**MATERIAL SHOWN**
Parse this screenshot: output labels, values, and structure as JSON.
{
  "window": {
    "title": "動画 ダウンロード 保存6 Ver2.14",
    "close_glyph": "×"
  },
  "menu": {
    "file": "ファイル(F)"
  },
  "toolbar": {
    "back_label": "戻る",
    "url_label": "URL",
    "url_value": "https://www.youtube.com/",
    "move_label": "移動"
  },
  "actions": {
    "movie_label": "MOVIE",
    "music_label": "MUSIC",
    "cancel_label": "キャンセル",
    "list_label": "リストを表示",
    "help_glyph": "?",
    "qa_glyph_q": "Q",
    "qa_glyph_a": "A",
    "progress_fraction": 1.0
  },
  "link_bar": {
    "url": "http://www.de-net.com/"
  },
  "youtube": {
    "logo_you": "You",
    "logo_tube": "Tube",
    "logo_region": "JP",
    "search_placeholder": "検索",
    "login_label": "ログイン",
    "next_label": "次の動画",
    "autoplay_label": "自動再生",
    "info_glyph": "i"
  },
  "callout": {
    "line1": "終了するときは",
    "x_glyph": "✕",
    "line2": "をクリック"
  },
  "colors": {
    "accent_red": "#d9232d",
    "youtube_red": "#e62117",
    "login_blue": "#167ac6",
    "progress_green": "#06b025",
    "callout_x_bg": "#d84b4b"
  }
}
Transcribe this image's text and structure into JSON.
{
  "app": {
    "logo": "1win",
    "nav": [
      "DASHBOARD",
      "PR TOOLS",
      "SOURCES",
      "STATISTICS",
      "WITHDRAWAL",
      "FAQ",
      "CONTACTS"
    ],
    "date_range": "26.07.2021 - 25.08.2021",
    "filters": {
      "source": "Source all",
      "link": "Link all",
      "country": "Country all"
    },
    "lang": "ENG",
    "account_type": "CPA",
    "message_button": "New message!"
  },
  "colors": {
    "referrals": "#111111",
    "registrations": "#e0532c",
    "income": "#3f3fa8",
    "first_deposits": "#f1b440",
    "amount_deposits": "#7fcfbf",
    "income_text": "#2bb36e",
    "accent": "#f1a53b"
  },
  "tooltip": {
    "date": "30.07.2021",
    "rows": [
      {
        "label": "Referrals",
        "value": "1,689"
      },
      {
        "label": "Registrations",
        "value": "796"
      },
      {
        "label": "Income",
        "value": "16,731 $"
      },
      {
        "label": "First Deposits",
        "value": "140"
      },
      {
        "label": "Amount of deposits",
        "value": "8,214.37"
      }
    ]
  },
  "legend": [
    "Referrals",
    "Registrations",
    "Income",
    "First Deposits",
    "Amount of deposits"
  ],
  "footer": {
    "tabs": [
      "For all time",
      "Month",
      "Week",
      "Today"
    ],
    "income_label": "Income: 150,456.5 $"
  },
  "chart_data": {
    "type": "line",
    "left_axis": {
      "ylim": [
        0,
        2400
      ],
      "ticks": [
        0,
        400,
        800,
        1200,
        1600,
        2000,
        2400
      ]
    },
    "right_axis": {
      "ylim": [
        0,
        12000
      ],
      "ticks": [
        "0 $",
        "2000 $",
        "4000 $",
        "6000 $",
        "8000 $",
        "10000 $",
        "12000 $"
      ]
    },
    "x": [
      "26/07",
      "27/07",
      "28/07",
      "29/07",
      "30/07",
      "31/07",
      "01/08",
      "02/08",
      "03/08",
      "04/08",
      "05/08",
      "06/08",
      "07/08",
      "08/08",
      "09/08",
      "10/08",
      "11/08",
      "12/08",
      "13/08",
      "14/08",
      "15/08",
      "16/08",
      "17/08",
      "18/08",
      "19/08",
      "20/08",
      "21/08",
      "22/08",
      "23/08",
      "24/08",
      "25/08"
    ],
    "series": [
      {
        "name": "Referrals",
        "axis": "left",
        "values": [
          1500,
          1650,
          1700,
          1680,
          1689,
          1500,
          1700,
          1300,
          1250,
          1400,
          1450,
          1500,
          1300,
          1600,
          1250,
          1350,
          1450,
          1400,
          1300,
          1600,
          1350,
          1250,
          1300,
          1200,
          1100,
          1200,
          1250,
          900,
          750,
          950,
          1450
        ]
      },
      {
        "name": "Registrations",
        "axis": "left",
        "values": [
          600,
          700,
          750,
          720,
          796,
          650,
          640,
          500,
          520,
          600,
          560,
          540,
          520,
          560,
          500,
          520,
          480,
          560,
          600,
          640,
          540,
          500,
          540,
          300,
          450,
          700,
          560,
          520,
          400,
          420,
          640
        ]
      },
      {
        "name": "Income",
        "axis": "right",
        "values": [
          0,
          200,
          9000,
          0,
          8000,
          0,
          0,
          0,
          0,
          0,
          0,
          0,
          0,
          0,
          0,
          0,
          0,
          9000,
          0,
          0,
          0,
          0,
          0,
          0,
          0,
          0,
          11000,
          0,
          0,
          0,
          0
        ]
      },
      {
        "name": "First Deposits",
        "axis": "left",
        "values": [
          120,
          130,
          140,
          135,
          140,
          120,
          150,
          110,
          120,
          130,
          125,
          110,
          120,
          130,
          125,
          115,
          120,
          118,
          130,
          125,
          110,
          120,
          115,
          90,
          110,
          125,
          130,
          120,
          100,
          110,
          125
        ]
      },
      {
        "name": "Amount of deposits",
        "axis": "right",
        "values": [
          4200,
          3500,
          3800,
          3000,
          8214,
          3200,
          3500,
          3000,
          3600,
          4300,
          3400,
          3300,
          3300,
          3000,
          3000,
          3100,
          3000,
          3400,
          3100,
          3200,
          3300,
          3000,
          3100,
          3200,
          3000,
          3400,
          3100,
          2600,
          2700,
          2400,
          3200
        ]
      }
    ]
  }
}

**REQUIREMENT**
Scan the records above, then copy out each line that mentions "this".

**FINISHED EXERCISE**
Parse this screenshot: output labels, values, and structure as JSON.
Transcribe this image's text and structure into JSON.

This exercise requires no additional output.